------ Dataset excerpts

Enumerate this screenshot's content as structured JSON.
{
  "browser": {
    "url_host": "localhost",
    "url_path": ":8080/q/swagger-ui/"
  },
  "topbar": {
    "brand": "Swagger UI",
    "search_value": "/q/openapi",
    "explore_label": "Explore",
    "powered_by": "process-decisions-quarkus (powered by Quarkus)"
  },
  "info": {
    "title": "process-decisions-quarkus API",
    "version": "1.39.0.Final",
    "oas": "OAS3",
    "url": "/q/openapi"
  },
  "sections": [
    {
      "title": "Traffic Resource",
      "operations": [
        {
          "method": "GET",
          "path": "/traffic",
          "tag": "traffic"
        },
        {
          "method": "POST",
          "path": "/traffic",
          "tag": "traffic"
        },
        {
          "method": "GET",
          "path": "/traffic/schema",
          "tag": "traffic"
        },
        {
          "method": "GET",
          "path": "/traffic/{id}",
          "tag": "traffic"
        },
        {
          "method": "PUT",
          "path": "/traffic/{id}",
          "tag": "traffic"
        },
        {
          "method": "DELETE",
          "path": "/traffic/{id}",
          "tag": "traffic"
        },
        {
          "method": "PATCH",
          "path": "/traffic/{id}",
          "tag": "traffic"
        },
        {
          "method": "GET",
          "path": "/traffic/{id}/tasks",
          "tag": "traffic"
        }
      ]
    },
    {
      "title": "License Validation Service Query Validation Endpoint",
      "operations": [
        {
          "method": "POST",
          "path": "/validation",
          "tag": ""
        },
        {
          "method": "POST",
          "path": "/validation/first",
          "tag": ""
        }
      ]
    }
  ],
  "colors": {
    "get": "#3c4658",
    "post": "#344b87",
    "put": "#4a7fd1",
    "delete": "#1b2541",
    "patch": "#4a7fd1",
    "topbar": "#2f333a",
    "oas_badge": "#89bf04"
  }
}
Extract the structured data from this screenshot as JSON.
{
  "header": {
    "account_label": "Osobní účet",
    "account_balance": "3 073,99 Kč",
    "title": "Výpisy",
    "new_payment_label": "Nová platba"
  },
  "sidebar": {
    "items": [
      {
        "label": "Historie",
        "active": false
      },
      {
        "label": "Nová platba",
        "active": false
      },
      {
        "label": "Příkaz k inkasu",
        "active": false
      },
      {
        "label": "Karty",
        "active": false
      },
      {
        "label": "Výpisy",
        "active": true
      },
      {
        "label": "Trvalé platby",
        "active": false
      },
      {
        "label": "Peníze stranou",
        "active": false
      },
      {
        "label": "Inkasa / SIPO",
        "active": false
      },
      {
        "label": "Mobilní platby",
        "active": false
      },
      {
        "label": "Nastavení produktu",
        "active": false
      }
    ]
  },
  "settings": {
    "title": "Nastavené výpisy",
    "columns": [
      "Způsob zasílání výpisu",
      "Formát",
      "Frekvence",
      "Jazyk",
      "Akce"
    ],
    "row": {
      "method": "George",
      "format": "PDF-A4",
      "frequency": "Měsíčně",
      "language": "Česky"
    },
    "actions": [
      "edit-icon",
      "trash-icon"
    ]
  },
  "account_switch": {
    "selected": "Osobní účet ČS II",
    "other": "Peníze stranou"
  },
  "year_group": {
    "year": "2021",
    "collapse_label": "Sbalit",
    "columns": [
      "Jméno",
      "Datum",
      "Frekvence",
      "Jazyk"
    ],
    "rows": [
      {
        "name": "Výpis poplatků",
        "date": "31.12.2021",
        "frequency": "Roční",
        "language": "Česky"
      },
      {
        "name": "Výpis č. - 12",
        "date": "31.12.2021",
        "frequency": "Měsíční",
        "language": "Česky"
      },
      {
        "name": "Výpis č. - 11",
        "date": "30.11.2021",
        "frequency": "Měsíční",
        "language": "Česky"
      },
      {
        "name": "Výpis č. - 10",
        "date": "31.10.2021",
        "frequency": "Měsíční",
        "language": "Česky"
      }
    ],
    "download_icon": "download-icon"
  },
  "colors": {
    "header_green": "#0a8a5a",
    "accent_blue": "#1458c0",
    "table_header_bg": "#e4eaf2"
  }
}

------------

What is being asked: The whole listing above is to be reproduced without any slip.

Your response:
Enumerate this screenshot's content as structured JSON.
{
  "browser": {
    "url_host": "localhost",
    "url_path": ":8080/q/swagger-ui/"
  },
  "topbar": {
    "brand": "Swagger UI",
    "search_value": "/q/openapi",
    "explore_label": "Explore",
    "powered_by": "process-decisions-quarkus (powered by Quarkus)"
  },
  "info": {
    "title": "process-decisions-quarkus API",
    "version": "1.39.0.Final",
    "oas": "OAS3",
    "url": "/q/openapi"
  },
  "sections": [
    {
      "title": "Traffic Resource",
      "operations": [
        {
          "method": "GET",
          "path": "/traffic",
          "tag": "traffic"
        },
        {
          "method": "POST",
          "path": "/traffic",
          "tag": "traffic"
        },
        {
          "method": "GET",
          "path": "/traffic/schema",
          "tag": "traffic"
        },
        {
          "method": "GET",
          "path": "/traffic/{id}",
          "tag": "traffic"
        },
        {
          "method": "PUT",
          "path": "/traffic/{id}",
          "tag": "traffic"
        },
        {
          "method": "DELETE",
          "path": "/traffic/{id}",
          "tag": "traffic"
        },
        {
          "method": "PATCH",
          "path": "/traffic/{id}",
          "tag": "traffic"
        },
        {
          "method": "GET",
          "path": "/traffic/{id}/tasks",
          "tag": "traffic"
        }
      ]
    },
    {
      "title": "License Validation Service Query Validation Endpoint",
      "operations": [
        {
          "method": "POST",
          "path": "/validation",
          "tag": ""
        },
        {
          "method": "POST",
          "path": "/validation/first",
          "tag": ""
        }
      ]
    }
  ],
  "colors": {
    "get": "#3c4658",
    "post": "#344b87",
    "put": "#4a7fd1",
    "delete": "#1b2541",
    "patch": "#4a7fd1",
    "topbar": "#2f333a",
    "oas_badge": "#89bf04"
  }
}
Extract the structured data from this screenshot as JSON.
{
  "header": {
    "account_label": "Osobní účet",
    "account_balance": "3 073,99 Kč",
    "title": "Výpisy",
    "new_payment_label": "Nová platba"
  },
  "sidebar": {
    "items": [
      {
        "label": "Historie",
        "active": false
      },
      {
        "label": "Nová platba",
        "active": false
      },
      {
        "label": "Příkaz k inkasu",
        "active": false
      },
      {
        "label": "Karty",
        "active": false
      },
      {
        "label": "Výpisy",
        "active": true
      },
      {
        "label": "Trvalé platby",
        "active": false
      },
      {
        "label": "Peníze stranou",
        "active": false
      },
      {
        "label": "Inkasa / SIPO",
        "active": false
      },
      {
        "label": "Mobilní platby",
        "active": false
      },
      {
        "label": "Nastavení produktu",
        "active": false
      }
    ]
  },
  "settings": {
    "title": "Nastavené výpisy",
    "columns": [
      "Způsob zasílání výpisu",
      "Formát",
      "Frekvence",
      "Jazyk",
      "Akce"
    ],
    "row": {
      "method": "George",
      "format": "PDF-A4",
      "frequency": "Měsíčně",
      "language": "Česky"
    },
    "actions": [
      "edit-icon",
      "trash-icon"
    ]
  },
  "account_switch": {
    "selected": "Osobní účet ČS II",
    "other": "Peníze stranou"
  },
  "year_group": {
    "year": "2021",
    "collapse_label": "Sbalit",
    "columns": [
      "Jméno",
      "Datum",
      "Frekvence",
      "Jazyk"
    ],
    "rows": [
      {
        "name": "Výpis poplatků",
        "date": "31.12.2021",
        "frequency": "Roční",
        "language": "Česky"
      },
      {
        "name": "Výpis č. - 12",
        "date": "31.12.2021",
        "frequency": "Měsíční",
        "language": "Česky"
      },
      {
        "name": "Výpis č. - 11",
        "date": "30.11.2021",
        "frequency": "Měsíční",
        "language": "Česky"
      },
      {
        "name": "Výpis č. - 10",
        "date": "31.10.2021",
        "frequency": "Měsíční",
        "language": "Česky"
      }
    ],
    "download_icon": "download-icon"
  },
  "colors": {
    "header_green": "#0a8a5a",
    "accent_blue": "#1458c0",
    "table_header_bg": "#e4eaf2"
  }
}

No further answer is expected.